Ergonomics. In a horse operation, lifting heavy bags, bales and buckets goes with the territory. Training employees in the proper way to lift and bend to avoid injury can help maintain the farm’s productivity. Instructing employees in the proper use of tools can reduce repetitive stress injuries. Examine the systems the barn uses for daily chores to see how the potential for traumatic stress injuries can be reduced.
Electrical. Electrical accidents can result in loss of life, both human and equine, and in loss of farm buildings. Make sure there is ample clearance under outside electric lines for all trailers and farm equipment. Replace older outlets and make sure any electrical equipment is properly grounded. Toss old or frayed extension cords. Make sure power tools are used with extension cords of the right length and rating.
Chemical. Make sure any pesticides, herbicides, or other farm chemicals are stored in pestproof, waterproof containers and are properly marked. If there are children around the farm, keep hazardous materials locked up. And, make sure employees use proper safety equipment including chemical-resistant gloves, eye protection, face shields and respirators when handling these materials.
The nature of the employee base is a significant safety issue that impacts all agricultural enterprises, says NSC’s Steel. When farms employ immigrant labor from Central and South American countries, they must deal with language issues and cultural attitudes that may be very different from those of the employer.
For immigrants with a rural background, says Steel, interaction with animals comes fairly naturally. However, they may have little or no prior experience with farm machinery and power take-off implements. They may have used the equipment in a previous job yet have never had any formal safety training. When employers do not speak Spanish and some employees do not even read or write their own language, safety training is extremely difficult.
Culturally, Steel says, immigrant laborers with little formal education often have little or no understanding of safety issues. They are more likely to overlook or misunderstand physical risks. Safety is secondary to earning money. They are more likely to come to work when they are ill and may not understand the risks of operating machinery while taking certain medications.
Steel advises employers to look for Spanish-language videos or safety fact sheets that rely on pictograms rather than written language to get their points across. OSHA and some states offer Spanish-language training materials to help employers bridge the cultural divide (see Resources sidebar).

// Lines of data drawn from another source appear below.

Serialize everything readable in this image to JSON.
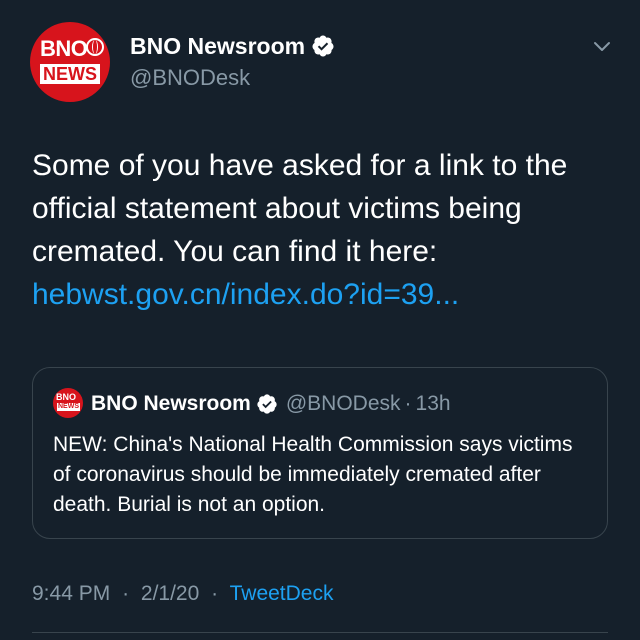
{
  "author": {
    "display_name": "BNO Newsroom",
    "handle": "@BNODesk",
    "avatar_logo_top": "BNO",
    "avatar_logo_bottom": "NEWS",
    "verified": true
  },
  "tweet": {
    "text": "Some of you have asked for a link to the official statement about victims being cremated. You can find it here:",
    "link_text": "hebwst.gov.cn/index.do?id=39..."
  },
  "quoted_tweet": {
    "display_name": "BNO Newsroom",
    "handle": "@BNODesk",
    "separator": "·",
    "time": "13h",
    "avatar_logo_top": "BNO",
    "avatar_logo_bottom": "NEWS",
    "verified": true,
    "text": "NEW: China's National Health Commission says victims of coronavirus should be immediately cremated after death. Burial is not an option."
  },
  "meta": {
    "time": "9:44 PM",
    "date": "2/1/20",
    "separator": "·",
    "source": "TweetDeck"
  },
  "colors": {
    "background": "#15202b",
    "text": "#ffffff",
    "secondary_text": "#8899a6",
    "link": "#1da1f2",
    "border": "#38444d",
    "brand_red": "#d7141c"
  },
  "icons": {
    "verified": "verified-badge-icon",
    "menu": "chevron-down-icon"
  }
}
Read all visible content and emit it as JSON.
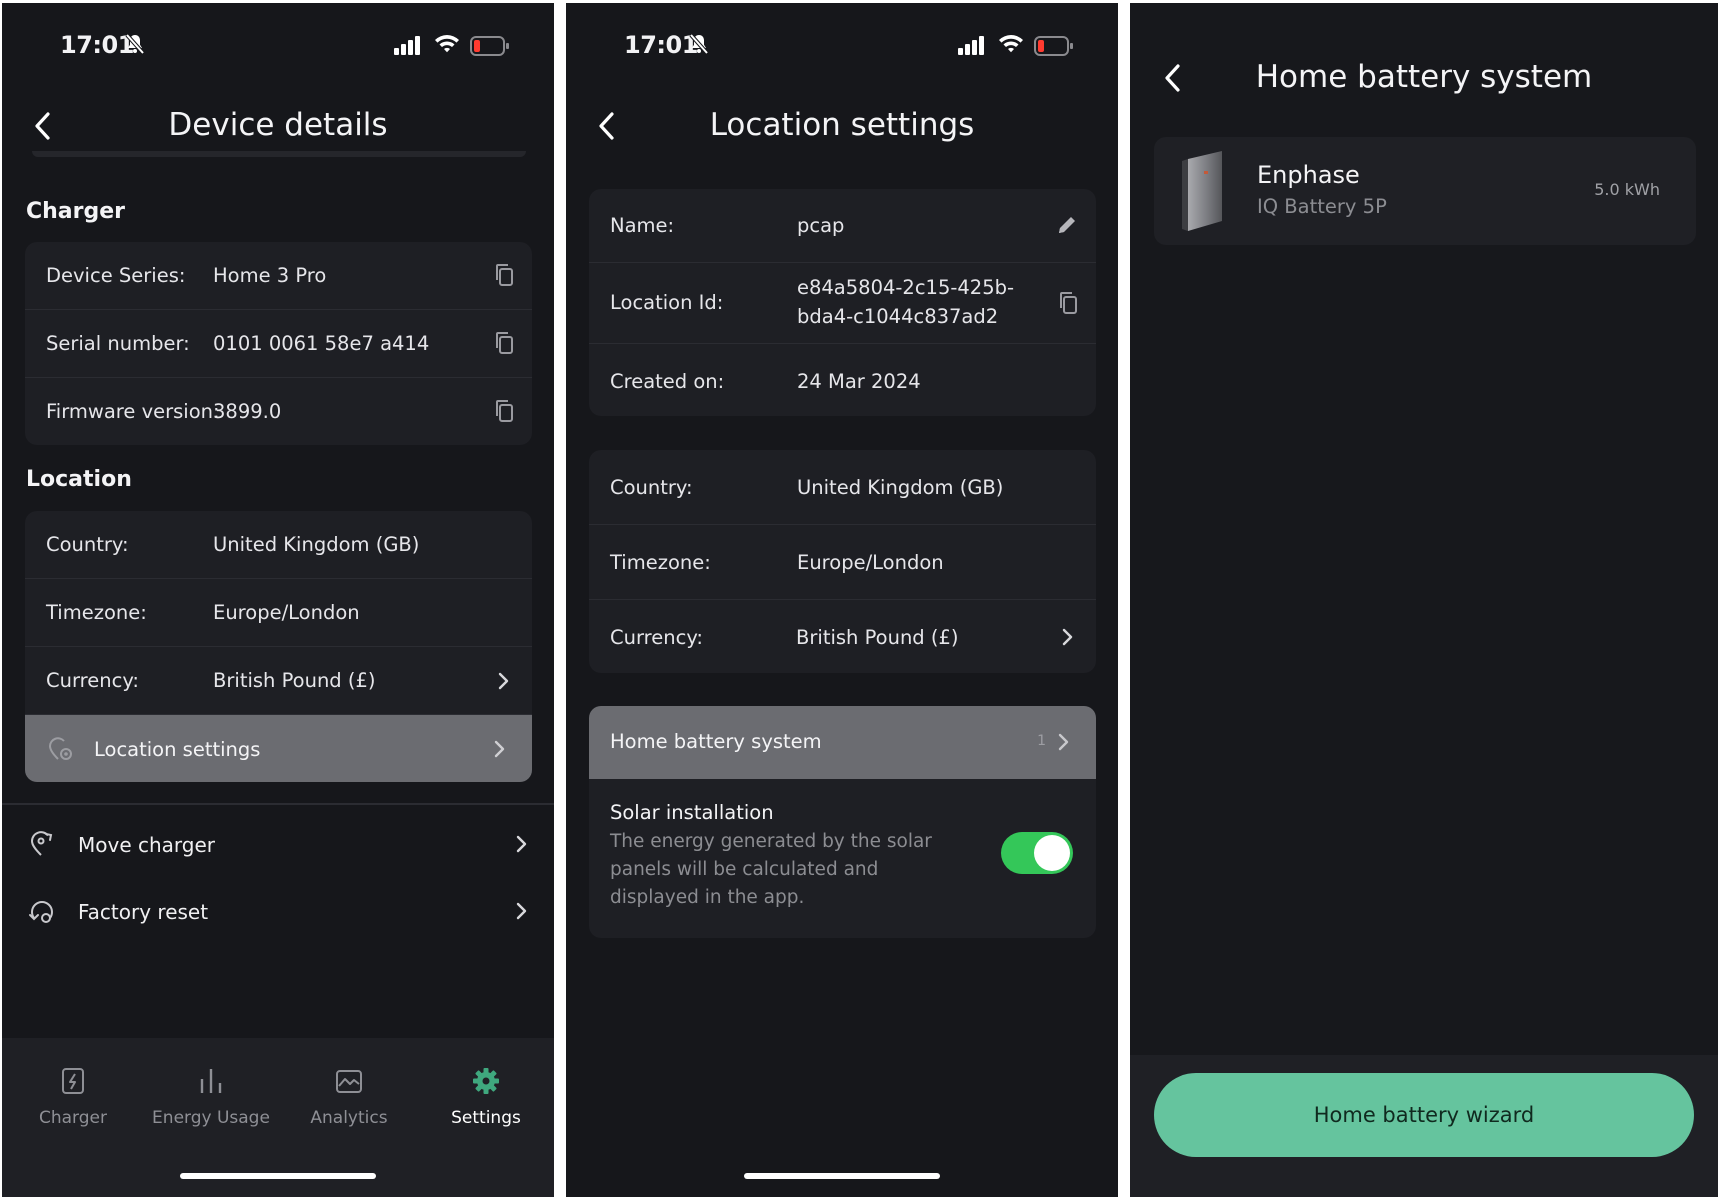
{
  "screen1": {
    "status": {
      "time": "17:01"
    },
    "title": "Device details",
    "charger_section": "Charger",
    "charger_rows": [
      {
        "label": "Device Series:",
        "value": "Home 3 Pro"
      },
      {
        "label": "Serial number:",
        "value": "0101 0061 58e7 a414"
      },
      {
        "label": "Firmware version:",
        "value": "3899.0"
      }
    ],
    "location_section": "Location",
    "location_rows": [
      {
        "label": "Country:",
        "value": "United Kingdom (GB)"
      },
      {
        "label": "Timezone:",
        "value": "Europe/London"
      },
      {
        "label": "Currency:",
        "value": "British Pound (£)"
      }
    ],
    "location_settings": "Location settings",
    "actions": [
      {
        "label": "Move charger",
        "icon": "move-charger-icon"
      },
      {
        "label": "Factory reset",
        "icon": "factory-reset-icon"
      }
    ],
    "tabs": [
      {
        "label": "Charger",
        "icon": "charger-icon"
      },
      {
        "label": "Energy Usage",
        "icon": "energy-usage-icon"
      },
      {
        "label": "Analytics",
        "icon": "analytics-icon"
      },
      {
        "label": "Settings",
        "icon": "settings-gear-icon",
        "active": true
      }
    ],
    "accent_color": "#3fa87e"
  },
  "screen2": {
    "status": {
      "time": "17:01"
    },
    "title": "Location settings",
    "info_rows": [
      {
        "label": "Name:",
        "value": "pcap"
      },
      {
        "label": "Location Id:",
        "value_line1": "e84a5804-2c15-425b-",
        "value_line2": "bda4-c1044c837ad2"
      },
      {
        "label": "Created on:",
        "value": "24 Mar 2024"
      }
    ],
    "region_rows": [
      {
        "label": "Country:",
        "value": "United Kingdom (GB)"
      },
      {
        "label": "Timezone:",
        "value": "Europe/London"
      },
      {
        "label": "Currency:",
        "value": "British Pound (£)"
      }
    ],
    "home_battery": {
      "label": "Home battery system",
      "count": "1"
    },
    "solar": {
      "title": "Solar installation",
      "desc_line1": "The energy generated by the solar",
      "desc_line2": "panels will be calculated and",
      "desc_line3": "displayed in the app.",
      "enabled": true
    }
  },
  "screen3": {
    "title": "Home battery system",
    "battery": {
      "brand": "Enphase",
      "model": "IQ Battery 5P",
      "capacity": "5.0 kWh"
    },
    "wizard_button": "Home battery wizard",
    "button_color": "#65c49e"
  }
}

That Ounce of Prevention
Accident prevention starts at the top. Farm management needs to be committed to safety, willing to take steps to prevent accidents, and to communicate a “safety first” attitude.
Start by finding or developing a checklist of safety issues that apply to your operation (see Checklist and Resources). Take a walk around your own premises and identify areas where safety could be improved.
Employee training should be part of the overall safety plan. Make sure one or more key employees gets Red Cross first aid and CPR certification. Train all employees in first response techniques to accident scenarios which could occur on your farm. Laminate and post safety instructions wherever appropriate. Hand out safety fact sheets (see Resources) and add safety discussions on a rotating set of topics to regular staff meetings.
Discussion fosters safety. When a small group of Canadian farmers were simply interviewed about farm accidents, those interviews alone increased their awareness and translated into an immediate drop in the accident rate on their farms. Talking about safety issues with your employees and letting them know that accident prevention is a high priority may be the single most effective measure you take.